In 2012 Nigel Westlake captured Sydney hearts with his poignant and stirring Missa Solis – a requiem for his son Eli that brought tears of grief and hope to the eyes of musicians as well as listeners. Twelve months on, moved by the passionate artistry of singer-songwriter Lior, Westlake approached the Sydney Symphony Orchestra with the idea of a new collaboration.
Together they have created Compassion, a symphony of songs that unites the soulful power of Lior's voice with the radiance and vivid drama of Westlake's orchestral style. Their theme is the wisdom of compassion expressed through ancient writings and timeless music. Poetic, beautiful and rewarding, this unique collaboration celebrates the liberating power of compassion and kindness, that can bring people together across the divides of race and fear.

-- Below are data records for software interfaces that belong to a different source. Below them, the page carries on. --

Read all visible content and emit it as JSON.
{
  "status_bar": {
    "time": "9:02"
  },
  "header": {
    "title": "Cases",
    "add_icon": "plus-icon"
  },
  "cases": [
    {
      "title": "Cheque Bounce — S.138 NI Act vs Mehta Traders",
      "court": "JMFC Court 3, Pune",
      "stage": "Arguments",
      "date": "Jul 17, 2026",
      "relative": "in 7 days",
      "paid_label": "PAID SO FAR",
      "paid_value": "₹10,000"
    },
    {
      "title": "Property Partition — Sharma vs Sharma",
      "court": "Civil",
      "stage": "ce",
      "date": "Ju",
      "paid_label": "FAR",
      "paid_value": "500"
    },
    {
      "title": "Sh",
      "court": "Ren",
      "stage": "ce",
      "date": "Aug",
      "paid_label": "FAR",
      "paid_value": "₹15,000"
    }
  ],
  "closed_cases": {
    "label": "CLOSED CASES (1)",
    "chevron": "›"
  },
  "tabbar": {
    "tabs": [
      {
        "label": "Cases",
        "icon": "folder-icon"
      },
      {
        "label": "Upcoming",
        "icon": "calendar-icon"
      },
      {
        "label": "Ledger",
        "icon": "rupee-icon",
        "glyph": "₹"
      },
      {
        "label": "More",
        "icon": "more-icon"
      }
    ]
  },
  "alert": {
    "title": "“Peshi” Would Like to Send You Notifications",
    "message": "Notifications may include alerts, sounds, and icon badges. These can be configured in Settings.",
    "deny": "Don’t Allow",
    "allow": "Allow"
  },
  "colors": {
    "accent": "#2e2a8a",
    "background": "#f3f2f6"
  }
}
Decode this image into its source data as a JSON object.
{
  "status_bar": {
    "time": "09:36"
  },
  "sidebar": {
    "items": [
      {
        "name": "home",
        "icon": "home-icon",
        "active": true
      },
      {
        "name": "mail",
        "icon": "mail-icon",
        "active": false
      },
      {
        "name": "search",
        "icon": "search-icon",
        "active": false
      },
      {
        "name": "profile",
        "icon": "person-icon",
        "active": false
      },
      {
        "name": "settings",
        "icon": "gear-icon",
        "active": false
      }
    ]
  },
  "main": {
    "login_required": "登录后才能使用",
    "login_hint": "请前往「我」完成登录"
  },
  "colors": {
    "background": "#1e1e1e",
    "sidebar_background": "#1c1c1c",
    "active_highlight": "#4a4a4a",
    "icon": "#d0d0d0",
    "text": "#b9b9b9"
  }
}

Compassion draws from the rich worlds of Islam and Judaism to present a collection of profound and poetic insights into the practice of compassion and its ability to transform our relationships as human beings. It offers listeners space and opportunity to reflect on the qualities of mercy and love, and how they can to enrich our lives with meaning, insight, depth and worth.
Excerpts from Nigel Westlake’s comments in the liner notes:
“Compassion inhabits a vast array of emotions and colours, at times pulsating and riotous, at others reflective and textural, and draws upon the myriad influences the two of us have been able to bring to the table from our incredibly diverse backgrounds… Weaving my orchestration around Lior’s voice was a little like writing a movie score, the vocal part an intractable dramatic narrative, the orchestral accompaniment a fluid underscore replete with abundant possibilities.”
Excerpts from Lior's comments in the liner notes:
“The research that eventually led me to the texts threaded through Compassion took me far and wide, from conversations with religious leaders and linguists, to regular consultations with my good friend Waleed Aly, who took me through the finer details of Arabic pronunciation and the subtleties of the Arabic texts.
“Being a fluent Hebrew speaker, I initially thought that singing some of the texts in Arabic would feel foreign and disingenuous, yet to my surprise, many of the words I encountered were common to both languages. It became clear in learning these texts that these two languages shared a deep and common source. Just as experience often validates the existence of a well-worn cliché, it is difficult to escape the analogy of two brothers starting from a common source and branching out to gather their own rich experience and identity to become what we now know as modern Hebrew and Arabic.”